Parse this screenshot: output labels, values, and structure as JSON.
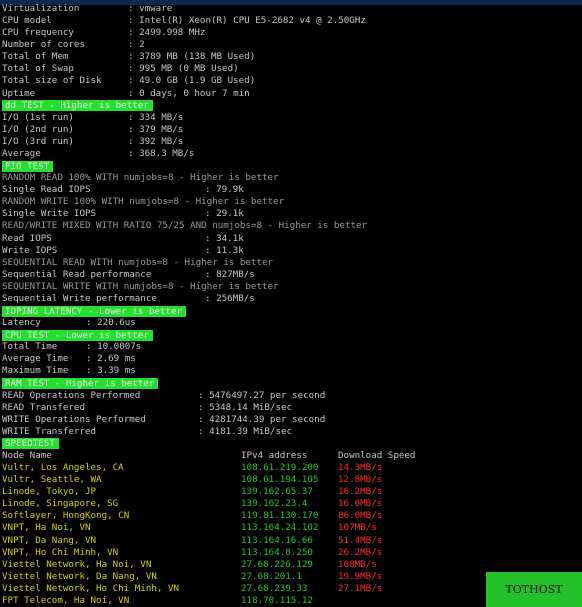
{
  "sysinfo": [
    {
      "label": "Virtualization",
      "value": ": vmware"
    },
    {
      "label": "CPU model",
      "value": ": Intel(R) Xeon(R) CPU E5-2682 v4 @ 2.50GHz"
    },
    {
      "label": "CPU frequency",
      "value": ": 2499.998 MHz"
    },
    {
      "label": "Number of cores",
      "value": ": 2"
    },
    {
      "label": "Total of Mem",
      "value": ": 3789 MB (138 MB Used)"
    },
    {
      "label": "Total of Swap",
      "value": ": 995 MB (0 MB Used)"
    },
    {
      "label": "Total size of Disk",
      "value": ": 49.0 GB (1.9 GB Used)"
    },
    {
      "label": "Uptime",
      "value": ": 0 days, 0 hour 7 min"
    }
  ],
  "dd": {
    "header": "dd TEST - Higher is better",
    "rows": [
      {
        "label": "I/O (1st run)",
        "value": ": 334 MB/s"
      },
      {
        "label": "I/O (2nd run)",
        "value": ": 379 MB/s"
      },
      {
        "label": "I/O (3rd run)",
        "value": ": 392 MB/s"
      },
      {
        "label": "Average",
        "value": ": 368.3 MB/s"
      }
    ]
  },
  "fio": {
    "header": "FIO TEST",
    "rows": [
      {
        "label": "RANDOM READ 100% WITH numjobs=8 - Higher is better",
        "value": "",
        "dim": true
      },
      {
        "label": "Single Read IOPS",
        "value": ": 79.9k"
      },
      {
        "label": "RANDOM WRITE 100% WITH numjobs=8 - Higher is better",
        "value": "",
        "dim": true
      },
      {
        "label": "Single Write IOPS",
        "value": ": 29.1k"
      },
      {
        "label": "READ/WRITE MIXED WITH RATIO 75/25 AND numjobs=8 - Higher is better",
        "value": "",
        "dim": true
      },
      {
        "label": "Read IOPS",
        "value": ": 34.1k"
      },
      {
        "label": "Write IOPS",
        "value": ": 11.3k"
      },
      {
        "label": "SEQUENTIAL READ WITH numjobs=8 - Higher is better",
        "value": "",
        "dim": true
      },
      {
        "label": "Sequential Read performance",
        "value": ": 827MB/s"
      },
      {
        "label": "SEQUENTIAL WRITE WITH numjobs=8 - Higher is better",
        "value": "",
        "dim": true
      },
      {
        "label": "Sequential Write performance",
        "value": ": 256MB/s"
      }
    ]
  },
  "ioping": {
    "header": "IOPING LATENCY - Lower is better",
    "rows": [
      {
        "label": "Latency",
        "value": ": 220.6us"
      }
    ]
  },
  "cpu": {
    "header": "CPU TEST - Lower is better",
    "rows": [
      {
        "label": "Total Time",
        "value": ": 10.0007s"
      },
      {
        "label": "Average Time",
        "value": ": 2.69 ms"
      },
      {
        "label": "Maximum Time",
        "value": ": 3.39 ms"
      }
    ]
  },
  "ram": {
    "header": "RAM TEST - Higher is better",
    "rows": [
      {
        "label": "READ Operations Performed",
        "value": ": 5476497.27 per second"
      },
      {
        "label": "READ Transfered",
        "value": ": 5348.14 MiB/sec"
      },
      {
        "label": "WRITE Operations Performed",
        "value": ": 4281744.39 per second"
      },
      {
        "label": "WRITE Transferred",
        "value": ": 4181.39 MiB/sec"
      }
    ]
  },
  "speedtest": {
    "header": "SPEEDTEST",
    "columns": [
      "Node Name",
      "IPv4 address",
      "Download Speed"
    ],
    "rows": [
      {
        "node": "Vultr, Los Angeles, CA",
        "ip": "108.61.219.200",
        "speed": "14.3MB/s"
      },
      {
        "node": "Vultr, Seattle, WA",
        "ip": "108.61.194.105",
        "speed": "12.8MB/s"
      },
      {
        "node": "Linode, Tokyo, JP",
        "ip": "139.162.65.37",
        "speed": "16.2MB/s"
      },
      {
        "node": "Linode, Singapore, SG",
        "ip": "139.162.23.4",
        "speed": "16.6MB/s"
      },
      {
        "node": "Softlayer, HongKong, CN",
        "ip": "119.81.130.170",
        "speed": "86.0MB/s"
      },
      {
        "node": "VNPT, Ha Noi, VN",
        "ip": "113.164.24.102",
        "speed": "107MB/s"
      },
      {
        "node": "VNPT, Da Nang, VN",
        "ip": "113.164.16.66",
        "speed": "51.4MB/s"
      },
      {
        "node": "VNPT, Ho Chi Minh, VN",
        "ip": "113.164.8.250",
        "speed": "26.2MB/s"
      },
      {
        "node": "Viettel Network, Ha Noi, VN",
        "ip": "27.68.226.129",
        "speed": "108MB/s"
      },
      {
        "node": "Viettel Network, Da Nang, VN",
        "ip": "27.68.201.1",
        "speed": "19.9MB/s"
      },
      {
        "node": "Viettel Network, Ho Chi Minh, VN",
        "ip": "27.68.239.33",
        "speed": "27.1MB/s"
      },
      {
        "node": "FPT Telecom, Ha Noi, VN",
        "ip": "118.70.115.12",
        "speed": ""
      }
    ]
  },
  "button": {
    "label": "TOTHOST"
  },
  "colors": {
    "background": "#000000",
    "text": "#c8c8c8",
    "header_bg": "#22e02c",
    "node_name": "#d4d400",
    "ip_address": "#22c82a",
    "speed": "#ff2b2b",
    "button_bg": "#22c12a"
  }
}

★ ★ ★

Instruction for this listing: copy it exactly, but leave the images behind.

Parse this screenshot: output labels, values, and structure as JSON.
{
  "sysinfo": [
    {
      "label": "Virtualization",
      "value": ": vmware"
    },
    {
      "label": "CPU model",
      "value": ": Intel(R) Xeon(R) CPU E5-2682 v4 @ 2.50GHz"
    },
    {
      "label": "CPU frequency",
      "value": ": 2499.998 MHz"
    },
    {
      "label": "Number of cores",
      "value": ": 2"
    },
    {
      "label": "Total of Mem",
      "value": ": 3789 MB (138 MB Used)"
    },
    {
      "label": "Total of Swap",
      "value": ": 995 MB (0 MB Used)"
    },
    {
      "label": "Total size of Disk",
      "value": ": 49.0 GB (1.9 GB Used)"
    },
    {
      "label": "Uptime",
      "value": ": 0 days, 0 hour 7 min"
    }
  ],
  "dd": {
    "header": "dd TEST - Higher is better",
    "rows": [
      {
        "label": "I/O (1st run)",
        "value": ": 334 MB/s"
      },
      {
        "label": "I/O (2nd run)",
        "value": ": 379 MB/s"
      },
      {
        "label": "I/O (3rd run)",
        "value": ": 392 MB/s"
      },
      {
        "label": "Average",
        "value": ": 368.3 MB/s"
      }
    ]
  },
  "fio": {
    "header": "FIO TEST",
    "rows": [
      {
        "label": "RANDOM READ 100% WITH numjobs=8 - Higher is better",
        "value": "",
        "dim": true
      },
      {
        "label": "Single Read IOPS",
        "value": ": 79.9k"
      },
      {
        "label": "RANDOM WRITE 100% WITH numjobs=8 - Higher is better",
        "value": "",
        "dim": true
      },
      {
        "label": "Single Write IOPS",
        "value": ": 29.1k"
      },
      {
        "label": "READ/WRITE MIXED WITH RATIO 75/25 AND numjobs=8 - Higher is better",
        "value": "",
        "dim": true
      },
      {
        "label": "Read IOPS",
        "value": ": 34.1k"
      },
      {
        "label": "Write IOPS",
        "value": ": 11.3k"
      },
      {
        "label": "SEQUENTIAL READ WITH numjobs=8 - Higher is better",
        "value": "",
        "dim": true
      },
      {
        "label": "Sequential Read performance",
        "value": ": 827MB/s"
      },
      {
        "label": "SEQUENTIAL WRITE WITH numjobs=8 - Higher is better",
        "value": "",
        "dim": true
      },
      {
        "label": "Sequential Write performance",
        "value": ": 256MB/s"
      }
    ]
  },
  "ioping": {
    "header": "IOPING LATENCY - Lower is better",
    "rows": [
      {
        "label": "Latency",
        "value": ": 220.6us"
      }
    ]
  },
  "cpu": {
    "header": "CPU TEST - Lower is better",
    "rows": [
      {
        "label": "Total Time",
        "value": ": 10.0007s"
      },
      {
        "label": "Average Time",
        "value": ": 2.69 ms"
      },
      {
        "label": "Maximum Time",
        "value": ": 3.39 ms"
      }
    ]
  },
  "ram": {
    "header": "RAM TEST - Higher is better",
    "rows": [
      {
        "label": "READ Operations Performed",
        "value": ": 5476497.27 per second"
      },
      {
        "label": "READ Transfered",
        "value": ": 5348.14 MiB/sec"
      },
      {
        "label": "WRITE Operations Performed",
        "value": ": 4281744.39 per second"
      },
      {
        "label": "WRITE Transferred",
        "value": ": 4181.39 MiB/sec"
      }
    ]
  },
  "speedtest": {
    "header": "SPEEDTEST",
    "columns": [
      "Node Name",
      "IPv4 address",
      "Download Speed"
    ],
    "rows": [
      {
        "node": "Vultr, Los Angeles, CA",
        "ip": "108.61.219.200",
        "speed": "14.3MB/s"
      },
      {
        "node": "Vultr, Seattle, WA",
        "ip": "108.61.194.105",
        "speed": "12.8MB/s"
      },
      {
        "node": "Linode, Tokyo, JP",
        "ip": "139.162.65.37",
        "speed": "16.2MB/s"
      },
      {
        "node": "Linode, Singapore, SG",
        "ip": "139.162.23.4",
        "speed": "16.6MB/s"
      },
      {
        "node": "Softlayer, HongKong, CN",
        "ip": "119.81.130.170",
        "speed": "86.0MB/s"
      },
      {
        "node": "VNPT, Ha Noi, VN",
        "ip": "113.164.24.102",
        "speed": "107MB/s"
      },
      {
        "node": "VNPT, Da Nang, VN",
        "ip": "113.164.16.66",
        "speed": "51.4MB/s"
      },
      {
        "node": "VNPT, Ho Chi Minh, VN",
        "ip": "113.164.8.250",
        "speed": "26.2MB/s"
      },
      {
        "node": "Viettel Network, Ha Noi, VN",
        "ip": "27.68.226.129",
        "speed": "108MB/s"
      },
      {
        "node": "Viettel Network, Da Nang, VN",
        "ip": "27.68.201.1",
        "speed": "19.9MB/s"
      },
      {
        "node": "Viettel Network, Ho Chi Minh, VN",
        "ip": "27.68.239.33",
        "speed": "27.1MB/s"
      },
      {
        "node": "FPT Telecom, Ha Noi, VN",
        "ip": "118.70.115.12",
        "speed": ""
      }
    ]
  },
  "button": {
    "label": "TOTHOST"
  },
  "colors": {
    "background": "#000000",
    "text": "#c8c8c8",
    "header_bg": "#22e02c",
    "node_name": "#d4d400",
    "ip_address": "#22c82a",
    "speed": "#ff2b2b",
    "button_bg": "#22c12a"
  }
}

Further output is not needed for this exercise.